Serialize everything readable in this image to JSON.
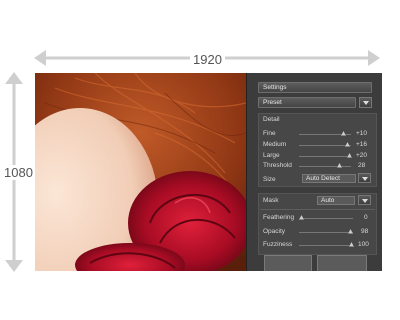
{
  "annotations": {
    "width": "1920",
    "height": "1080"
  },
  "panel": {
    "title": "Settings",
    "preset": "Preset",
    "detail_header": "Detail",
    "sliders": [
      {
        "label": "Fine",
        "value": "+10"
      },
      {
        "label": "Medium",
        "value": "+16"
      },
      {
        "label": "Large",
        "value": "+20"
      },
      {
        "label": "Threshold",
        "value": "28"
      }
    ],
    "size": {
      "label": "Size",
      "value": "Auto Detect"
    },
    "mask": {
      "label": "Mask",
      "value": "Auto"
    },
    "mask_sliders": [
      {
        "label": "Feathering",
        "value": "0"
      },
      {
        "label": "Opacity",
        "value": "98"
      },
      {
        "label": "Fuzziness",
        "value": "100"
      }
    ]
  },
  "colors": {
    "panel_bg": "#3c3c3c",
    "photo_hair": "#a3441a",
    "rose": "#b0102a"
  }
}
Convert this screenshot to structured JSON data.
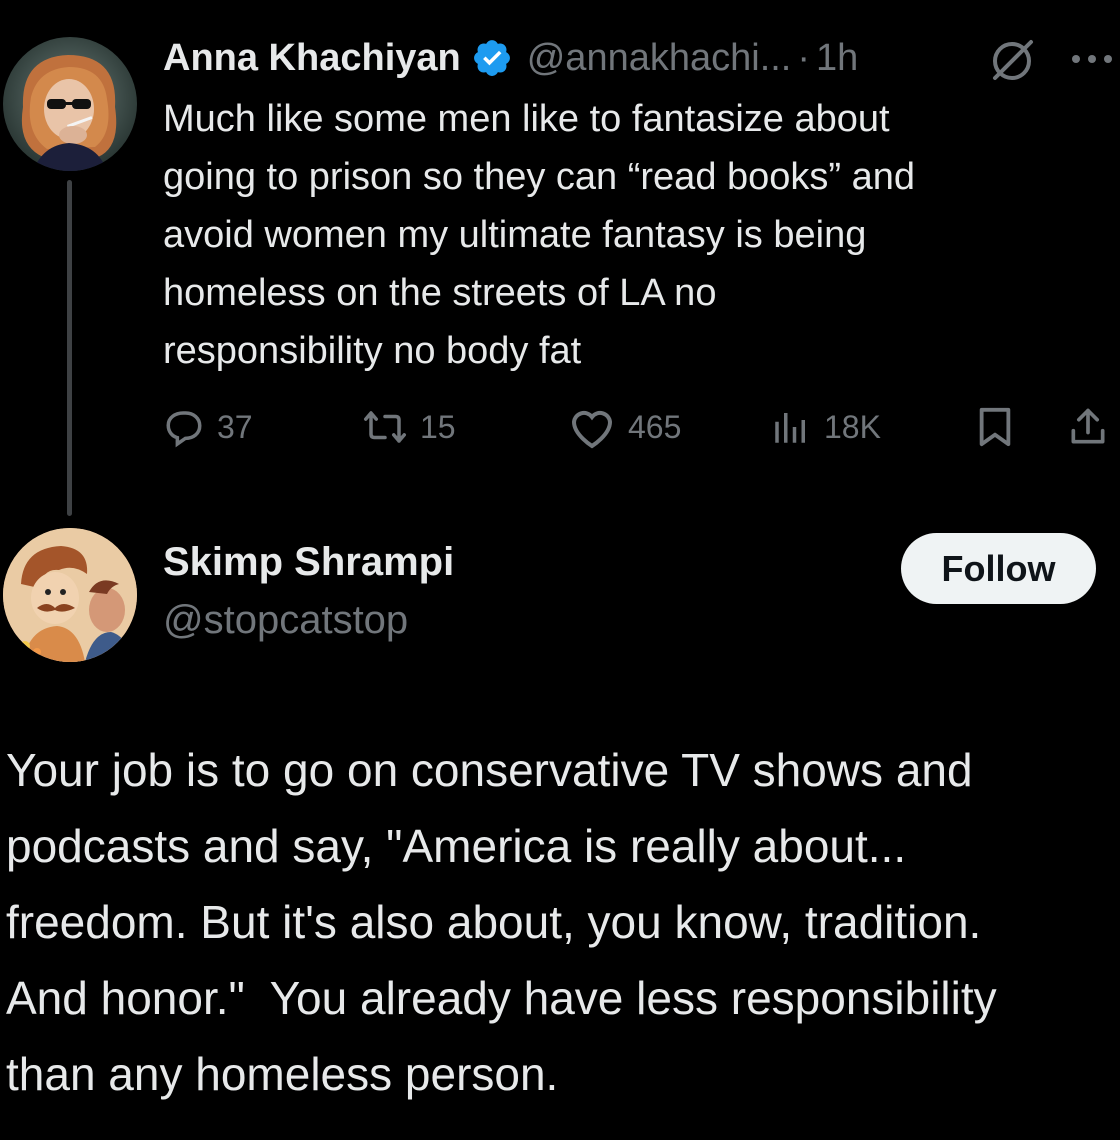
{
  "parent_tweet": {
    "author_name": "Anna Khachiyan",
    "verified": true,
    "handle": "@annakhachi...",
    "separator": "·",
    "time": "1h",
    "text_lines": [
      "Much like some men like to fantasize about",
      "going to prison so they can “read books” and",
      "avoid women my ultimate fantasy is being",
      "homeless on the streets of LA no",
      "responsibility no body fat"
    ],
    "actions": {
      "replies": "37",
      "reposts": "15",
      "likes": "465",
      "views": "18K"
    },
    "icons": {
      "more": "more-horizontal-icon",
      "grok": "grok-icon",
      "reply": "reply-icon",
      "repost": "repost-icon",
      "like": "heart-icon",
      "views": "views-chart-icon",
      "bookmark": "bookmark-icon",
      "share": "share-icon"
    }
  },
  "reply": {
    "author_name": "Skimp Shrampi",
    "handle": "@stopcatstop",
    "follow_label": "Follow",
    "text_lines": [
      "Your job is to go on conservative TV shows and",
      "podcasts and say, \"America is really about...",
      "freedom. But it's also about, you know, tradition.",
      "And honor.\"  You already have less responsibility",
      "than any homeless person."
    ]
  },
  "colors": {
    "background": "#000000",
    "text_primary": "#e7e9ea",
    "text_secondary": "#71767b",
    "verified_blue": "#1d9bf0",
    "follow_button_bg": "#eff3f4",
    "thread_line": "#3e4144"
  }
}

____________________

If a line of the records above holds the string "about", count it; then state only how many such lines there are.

3